(Component data from apps and pages)
- Opening Delimiter -
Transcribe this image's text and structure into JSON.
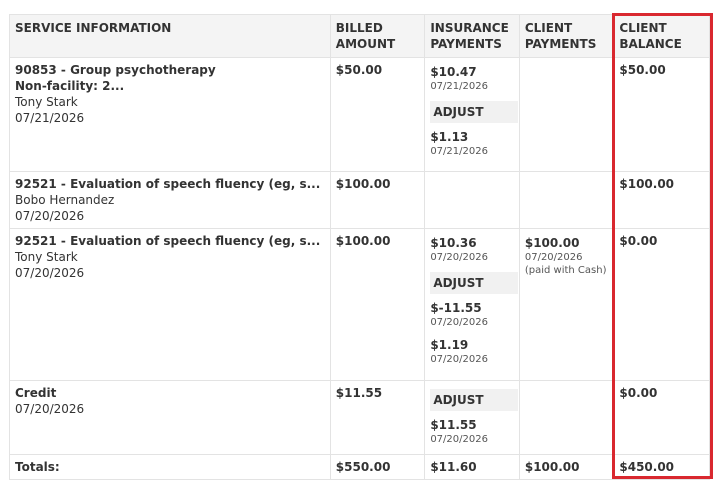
{
  "headers": {
    "service": "SERVICE INFORMATION",
    "billed": [
      "BILLED",
      "AMOUNT"
    ],
    "insurance": [
      "INSURANCE",
      "PAYMENTS"
    ],
    "client_payments": [
      "CLIENT",
      "PAYMENTS"
    ],
    "client_balance": [
      "CLIENT",
      "BALANCE"
    ]
  },
  "rows": [
    {
      "title": "90853 - Group psychotherapy",
      "subtitle": "Non-facility: 2...",
      "person": "Tony Stark",
      "date": "07/21/2026",
      "billed": "$50.00",
      "ins_payment": {
        "amount": "$10.47",
        "date": "07/21/2026"
      },
      "adjust_label": "ADJUST",
      "adjustments": [
        {
          "amount": "$1.13",
          "date": "07/21/2026"
        }
      ],
      "balance": "$50.00"
    },
    {
      "title": "92521 - Evaluation of speech fluency (eg, s...",
      "person": "Bobo Hernandez",
      "date": "07/20/2026",
      "billed": "$100.00",
      "balance": "$100.00"
    },
    {
      "title": "92521 - Evaluation of speech fluency (eg, s...",
      "person": "Tony Stark",
      "date": "07/20/2026",
      "billed": "$100.00",
      "ins_payment": {
        "amount": "$10.36",
        "date": "07/20/2026"
      },
      "adjust_label": "ADJUST",
      "adjustments": [
        {
          "amount": "$-11.55",
          "date": "07/20/2026"
        },
        {
          "amount": "$1.19",
          "date": "07/20/2026"
        }
      ],
      "client_payment": {
        "amount": "$100.00",
        "date": "07/20/2026",
        "note": "(paid with Cash)"
      },
      "balance": "$0.00"
    },
    {
      "title": "Credit",
      "date": "07/20/2026",
      "billed": "$11.55",
      "adjust_label": "ADJUST",
      "adjustments": [
        {
          "amount": "$11.55",
          "date": "07/20/2026"
        }
      ],
      "balance": "$0.00"
    }
  ],
  "totals": {
    "label": "Totals:",
    "billed": "$550.00",
    "insurance": "$11.60",
    "client_payments": "$100.00",
    "client_balance": "$450.00"
  },
  "highlight_color": "#d9282f"
}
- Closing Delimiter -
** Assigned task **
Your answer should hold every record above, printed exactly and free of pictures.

** Result **
Transcribe this image's text and structure into JSON.
{
  "headers": {
    "service": "SERVICE INFORMATION",
    "billed": [
      "BILLED",
      "AMOUNT"
    ],
    "insurance": [
      "INSURANCE",
      "PAYMENTS"
    ],
    "client_payments": [
      "CLIENT",
      "PAYMENTS"
    ],
    "client_balance": [
      "CLIENT",
      "BALANCE"
    ]
  },
  "rows": [
    {
      "title": "90853 - Group psychotherapy",
      "subtitle": "Non-facility: 2...",
      "person": "Tony Stark",
      "date": "07/21/2026",
      "billed": "$50.00",
      "ins_payment": {
        "amount": "$10.47",
        "date": "07/21/2026"
      },
      "adjust_label": "ADJUST",
      "adjustments": [
        {
          "amount": "$1.13",
          "date": "07/21/2026"
        }
      ],
      "balance": "$50.00"
    },
    {
      "title": "92521 - Evaluation of speech fluency (eg, s...",
      "person": "Bobo Hernandez",
      "date": "07/20/2026",
      "billed": "$100.00",
      "balance": "$100.00"
    },
    {
      "title": "92521 - Evaluation of speech fluency (eg, s...",
      "person": "Tony Stark",
      "date": "07/20/2026",
      "billed": "$100.00",
      "ins_payment": {
        "amount": "$10.36",
        "date": "07/20/2026"
      },
      "adjust_label": "ADJUST",
      "adjustments": [
        {
          "amount": "$-11.55",
          "date": "07/20/2026"
        },
        {
          "amount": "$1.19",
          "date": "07/20/2026"
        }
      ],
      "client_payment": {
        "amount": "$100.00",
        "date": "07/20/2026",
        "note": "(paid with Cash)"
      },
      "balance": "$0.00"
    },
    {
      "title": "Credit",
      "date": "07/20/2026",
      "billed": "$11.55",
      "adjust_label": "ADJUST",
      "adjustments": [
        {
          "amount": "$11.55",
          "date": "07/20/2026"
        }
      ],
      "balance": "$0.00"
    }
  ],
  "totals": {
    "label": "Totals:",
    "billed": "$550.00",
    "insurance": "$11.60",
    "client_payments": "$100.00",
    "client_balance": "$450.00"
  },
  "highlight_color": "#d9282f"
}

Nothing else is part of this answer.